I tend to be a "helper" personality (job hazard for preacher types) and I've erred on the side of doing things for my children that they could do for themselves. Sometimes it's out of habit, sometimes it's out of impatience. Ask anyone who has ever watched a toddler try to put on a coat -- especially if you're already late for school and work. I know I'm not alone: one of the most comforting conversations I ever had with one of my kids' teachers was when she confessed she struggled with this and realized she was still serving breakfast each day to a 12-year-old who could clearly pour his own cereal.
Too much help isn't great, but too little help hurts, too. No one builds their own boat all the time. I saw a Facebook meme recently about "imposing" on others (by asking friends for a favor, grocery run or help around the house, whatever) and the point was that we all might do better with a little more "imposing" in our lives.

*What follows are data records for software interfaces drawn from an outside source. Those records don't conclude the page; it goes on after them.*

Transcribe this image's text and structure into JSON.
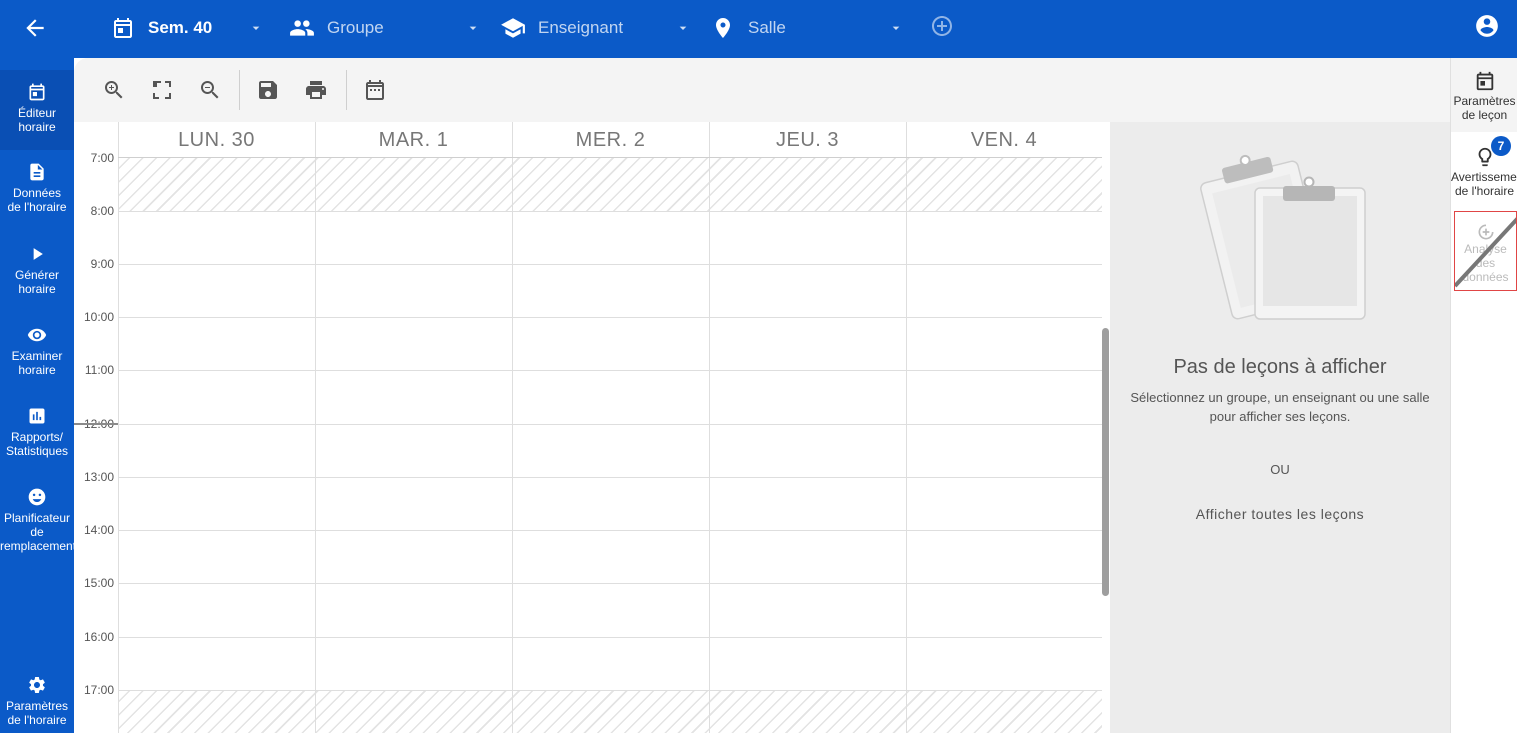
{
  "topbar": {
    "week_label": "Sem. 40",
    "group_placeholder": "Groupe",
    "teacher_placeholder": "Enseignant",
    "room_placeholder": "Salle"
  },
  "sidebar": {
    "items": [
      {
        "label": "Éditeur\nhoraire",
        "icon": "calendar-today-icon"
      },
      {
        "label": "Données\nde l'horaire",
        "icon": "document-icon"
      },
      {
        "label": "Générer\nhoraire",
        "icon": "play-icon"
      },
      {
        "label": "Examiner\nhoraire",
        "icon": "eye-icon"
      },
      {
        "label": "Rapports/\nStatistiques",
        "icon": "chart-icon"
      },
      {
        "label": "Planificateur\nde\nremplacement",
        "icon": "face-icon"
      },
      {
        "label": "Paramètres\nde l'horaire",
        "icon": "gear-icon"
      }
    ]
  },
  "calendar": {
    "days": [
      "LUN. 30",
      "MAR. 1",
      "MER. 2",
      "JEU. 3",
      "VEN. 4"
    ],
    "hours": [
      "7:00",
      "8:00",
      "9:00",
      "10:00",
      "11:00",
      "12:00",
      "13:00",
      "14:00",
      "15:00",
      "16:00",
      "17:00"
    ]
  },
  "lessons_panel": {
    "title": "Pas de leçons à afficher",
    "description": "Sélectionnez un groupe, un enseignant ou une salle pour afficher ses leçons.",
    "or": "OU",
    "show_all": "Afficher toutes les leçons"
  },
  "rightbar": {
    "lesson_params": "Paramètres\nde leçon",
    "warnings": "Avertissements\nde l'horaire",
    "warnings_count": "7",
    "data_analysis": "Analyse\ndes données"
  },
  "colors": {
    "primary": "#0b5ac8",
    "toolbar_bg": "#f4f4f4",
    "panel_bg": "#ececec",
    "disabled_border": "#e04545"
  }
}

But let's not call it that. Let's call it genuine community.
A couple weeks ago I went on a purge and sold a bunch of stuff on Facebook marketplace. It felt good, but the thing that really made my day that week was when I loaned two children's rain suits to a total stranger in a "Buy Nothing" Facebook group so that she could take her kids canoeing in wet conditions. She posted a picture of her kids in the suits with the canoe, and tagged me, and I felt so good all day. (I got the rain suits back safe and sound, too).
Driving around town today, my children and I passed a young man holding a sign at a stop light that asked for spare change. Mom, said my 6-year-old, I wonder if he could go to the homeless shelter? Maybe he has, I said, or doesn't want to, or has another housing plan. Our local shelter has a 30 day in, 30 day out policy, so it's not a permanent solution. But, I added, there are places in town where people who have big challenges, maybe in their bodies or brains, can live full time, instead of on the streets. They seemed surprised that a grown up would need that much help. There are some people who can't, for any number of reasons, ever build their own boats.
The truth is, those people are us. We all need other people -- families, friends, institutions like schools, hospitals, first responders and governments. We've all needed help to build our boats, to get to where we are, although as has been said, some of us were born on first, second or third base.
Jesus' seems to have poor boundaries from a modern view, about how much we should help others. He heals nearly everyone who comes to him; there's not much "bootstrap" theology. But even the Lord of Heaven and Earth does take some breaks to rest and pray. Help, pray, help, pray, help, pray. We could do worse.
So, you could build your own boat, if you wanted, but maybe ask your neighbor to help. You're not imposing. I promise.
PS: The above blog post doesn't cover the sticky issue of talking about God's violence in stories like the Noah account, but this blog post does.